Eve scowled as she combed my shabby storeroom office with its dimmed fluorescent lighting and dark wood paneling. Stacked boxes slanted, ready to fall at any moment. A stool next to the desk barely balanced a mountain of bills on top, all stamped “past due.” I casually took a book off my desk and placed it on the pile. I had opened the store to be my own boss and get out of detective work. My plan was failing miserably. I still didn’t make enough from the store to stop being a private investigator, and I didn’t make enough as an investigator to close the store.
“You were saying?” I urged Eve on.
“A man was killed yesterday morning at the Club Silver Lake bathhouse,” she said. “Familiar with it?”
Familiar? It had been almost five years since I’d been inside, but I would never shake the lure of sheer self-indulgence that consumed my life after I left the army.
“I’ve heard of it. What happened?”
“A man by the name of Victor Verboom had his throat slashed while in a steam room. They have a suspect in custody—Ernesto Torres, a jilted lover who swears he didn’t do it. I’m defending him. That’s why I need your help.”
“Given your feelings towards ‘the gays,’ it’s surprising you took the case.”
“I work with you, don’t I? Anyway, it doesn’t matter which way the wind blows, as long as the cash is green.” She slid forward on my turquoise thrift-store couch and leaned toward me.
“They found Verboom’s body at 3:00 a.m. Apparently, he has a huge house in the hills, but he was known to sleep at the bathhouse several nights a week. Can you imagine
I could but didn’t say so. “What’s his story?”
“He was a staff writer for some TV comedy I don’t watch. It’s in the file.” She opened a manila folder that was in her lap. “Let’s see, it’s a show called Don’t do That! You ever see it?”
“I don’t watch much TV, but I can’t imagine you watching sitcoms. Is it even possible for you to crack a smile?”
Eve’s lips turned down, and she furrowed her brow. In an attempt to lean back, she forgot she was seated too far forward, which caused her to slump on the couch flailing her raised hands. Grunting and clearly embarrassed, she scooched up in her seat and straightened her gray, stained skirt. I was forced to grit my teeth and look away to maintain self-control.
She brushed aside a strand of her thin, black hair and crossed her arms. “Do you want this job, O’Reilly?”
“I’ll quit with the witty banter.”
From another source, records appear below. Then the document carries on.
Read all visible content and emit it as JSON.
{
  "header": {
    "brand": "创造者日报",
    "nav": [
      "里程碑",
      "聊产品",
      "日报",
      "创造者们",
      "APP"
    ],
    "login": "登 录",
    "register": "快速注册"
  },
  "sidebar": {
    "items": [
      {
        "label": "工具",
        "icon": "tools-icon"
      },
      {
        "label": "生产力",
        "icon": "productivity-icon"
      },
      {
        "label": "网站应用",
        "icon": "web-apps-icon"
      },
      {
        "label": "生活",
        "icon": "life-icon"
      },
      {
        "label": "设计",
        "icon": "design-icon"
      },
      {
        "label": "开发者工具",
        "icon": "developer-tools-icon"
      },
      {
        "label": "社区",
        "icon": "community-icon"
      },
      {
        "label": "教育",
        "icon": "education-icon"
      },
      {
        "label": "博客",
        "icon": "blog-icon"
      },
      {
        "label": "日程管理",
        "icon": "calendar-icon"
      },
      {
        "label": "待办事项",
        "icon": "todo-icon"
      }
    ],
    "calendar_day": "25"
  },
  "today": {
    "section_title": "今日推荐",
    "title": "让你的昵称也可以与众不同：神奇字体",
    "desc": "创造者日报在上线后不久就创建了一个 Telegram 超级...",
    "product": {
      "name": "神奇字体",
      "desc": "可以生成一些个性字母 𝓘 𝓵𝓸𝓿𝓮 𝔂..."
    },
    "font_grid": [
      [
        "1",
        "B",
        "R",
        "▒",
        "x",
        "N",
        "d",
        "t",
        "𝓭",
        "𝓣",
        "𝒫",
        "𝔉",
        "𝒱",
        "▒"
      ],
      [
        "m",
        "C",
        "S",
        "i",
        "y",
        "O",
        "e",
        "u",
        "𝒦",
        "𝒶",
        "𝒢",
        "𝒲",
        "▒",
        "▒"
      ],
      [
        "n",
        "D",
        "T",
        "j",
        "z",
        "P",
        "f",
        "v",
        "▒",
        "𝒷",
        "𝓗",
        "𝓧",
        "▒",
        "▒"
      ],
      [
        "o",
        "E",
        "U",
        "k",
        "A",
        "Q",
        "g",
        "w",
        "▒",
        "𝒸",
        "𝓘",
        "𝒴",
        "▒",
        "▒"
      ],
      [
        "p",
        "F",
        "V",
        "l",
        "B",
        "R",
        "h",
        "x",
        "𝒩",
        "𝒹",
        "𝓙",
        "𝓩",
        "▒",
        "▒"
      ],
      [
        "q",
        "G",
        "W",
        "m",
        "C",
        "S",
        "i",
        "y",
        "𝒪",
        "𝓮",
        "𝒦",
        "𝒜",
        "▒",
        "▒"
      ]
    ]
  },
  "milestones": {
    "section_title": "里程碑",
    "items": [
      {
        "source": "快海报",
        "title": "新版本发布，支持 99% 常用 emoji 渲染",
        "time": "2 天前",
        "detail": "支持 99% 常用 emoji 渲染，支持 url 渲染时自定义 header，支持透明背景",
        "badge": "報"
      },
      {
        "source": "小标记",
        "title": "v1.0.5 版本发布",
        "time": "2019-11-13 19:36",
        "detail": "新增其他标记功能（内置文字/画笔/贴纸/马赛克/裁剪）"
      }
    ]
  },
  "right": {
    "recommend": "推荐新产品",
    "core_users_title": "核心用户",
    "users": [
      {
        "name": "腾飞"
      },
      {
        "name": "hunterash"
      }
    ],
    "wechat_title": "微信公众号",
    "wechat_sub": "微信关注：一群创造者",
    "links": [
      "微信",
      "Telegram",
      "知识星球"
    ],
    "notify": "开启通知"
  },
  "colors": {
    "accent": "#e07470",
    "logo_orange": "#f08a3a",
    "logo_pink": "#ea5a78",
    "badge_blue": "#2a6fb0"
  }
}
“Witty? Don’t flatter yourself.”
After growing up in Michigan and North Carolina, Brad Shreve criss-crossed the country while working in the hotel industry. In addition to working in hotels as a bellman, front desk clerk, and reservation call center director, he’s managed coffee houses, waited tables, sold potato chips off a truck and even hocked pre-burial funeral plans.
He credits Where the Wild Things Are by Maurice Sendak for developing his interest in art and storytelling. He’d spend hours on the floor sketching and painting and writing stories. My Side of the Mountain by Jean Craighead George gave him his first inklings that he’d like to be a novelist someday.
In addition to perpetually thinking of how to kill people, he’s a proud dad, a beach bum, and coffee house squatter.
He currently lives in the Los Angeles South Bay with his husband, Maurice.
Website/Newsletter Sign Up: www.bradshreve.com
Facebook Group: https://www.facebook.com/groups/bradshreve
|Hosted By Signal Boost Promotions|